Thursday, September 17, 2009


On Tuesday, Congressman Jerrold Nadler (D-NY) introduced the Respect for Marriage legislation that would repeal all three sections of the Defense of Marriage Act.

I can barely wrap my head around what that would mean for our lives. It would mean that we would be more free to choose the next place we live. Right now, we promised ourselves that we would only live in a state that recognizes same-sex marriage. But if our marriage was federally recognized, suddenly even those places that don't recognize it on a state level seem a little more possible. Sure, states rights would be ideal, but hell, we could still live in Texas, close to family and friends. What a concept.
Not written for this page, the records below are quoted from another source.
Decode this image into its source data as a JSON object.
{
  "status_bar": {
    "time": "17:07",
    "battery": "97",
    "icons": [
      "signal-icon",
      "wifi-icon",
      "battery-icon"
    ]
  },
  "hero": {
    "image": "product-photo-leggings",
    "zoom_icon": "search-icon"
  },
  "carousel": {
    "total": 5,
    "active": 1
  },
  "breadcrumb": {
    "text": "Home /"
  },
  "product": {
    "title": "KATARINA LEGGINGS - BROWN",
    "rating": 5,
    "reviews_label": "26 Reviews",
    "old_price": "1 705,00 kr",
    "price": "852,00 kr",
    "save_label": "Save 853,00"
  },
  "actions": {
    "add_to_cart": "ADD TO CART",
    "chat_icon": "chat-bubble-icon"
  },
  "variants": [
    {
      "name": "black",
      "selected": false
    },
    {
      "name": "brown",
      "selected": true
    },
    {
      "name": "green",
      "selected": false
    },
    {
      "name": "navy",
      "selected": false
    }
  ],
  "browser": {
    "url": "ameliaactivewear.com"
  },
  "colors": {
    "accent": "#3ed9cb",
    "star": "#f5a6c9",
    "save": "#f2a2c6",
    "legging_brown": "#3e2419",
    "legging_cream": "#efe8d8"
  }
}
On a larger scale it would mean so much more that I can't even comprehend. When I think about it, I don't have words to describe it. I stutter. I blink a lot. I smile.

When I think about, finally, federally recognizing these commitments, unions, marriages, call it whatever-- I am overwhelmed with happiness. Pride in who I am-- teacher, daughter, lesbian, friend, person. No longer 'under the radar', no longer 'defying convention', or 'just trying to make a statement' .... just being.

All of us... gay, straight, bill gates, whoopi goldberg, jim bob down the street. All of us the same. All of us equal. All of us granted the rights we are supposed to have.

And yet. And yet. There is always a yet. Even LGBT advocates are saying this bill won't pass. And I don't know either. This nagging reminder of the utter disappointment after Prop 8 passed--- and then passed again. It is there. We were so sure! Of course California would recognize gay marriage!! It is CALIFORNIA, for crying out loud! If California can't pass a law granting us equal rights, how can anyone have hope that something could go through federally?

I want to believe. I do. I want to think that this legislation is a reason to celebrate. A reason to think that maybe when we get married next year, it will have resonance in our home state. And though I believe it should go through, and have hope-- I also have fear. If it doesn't pass-- what happens then? What will that mean for us? Will we ever get this chance again?

For more information on the Respect for Marriage Act, check out HRC's fact sheet.


Megan said...

If Iowa has marriage for all, there is still hope for the nation. If Massachusetts has marriage for all, there is still hope for the nation. If Vermont and New Hampshire have marriage for all, there is still hope for the nation.

There will always be hope. And soon enough there will be marriage for all across our nation. Love always wins.

Ruby Slippers said...

I'm hoping for you. I still find it crazy that a technologically advanced, forward-thinking first world country like America is making such an issue of this, while here in South Africa they don't know how to deal with crime, get phonelines up properly or keep the power running, but by damn, we've got legal gay marriage.

And not in California surprises me too! I thought SF was like the gay capital of the country!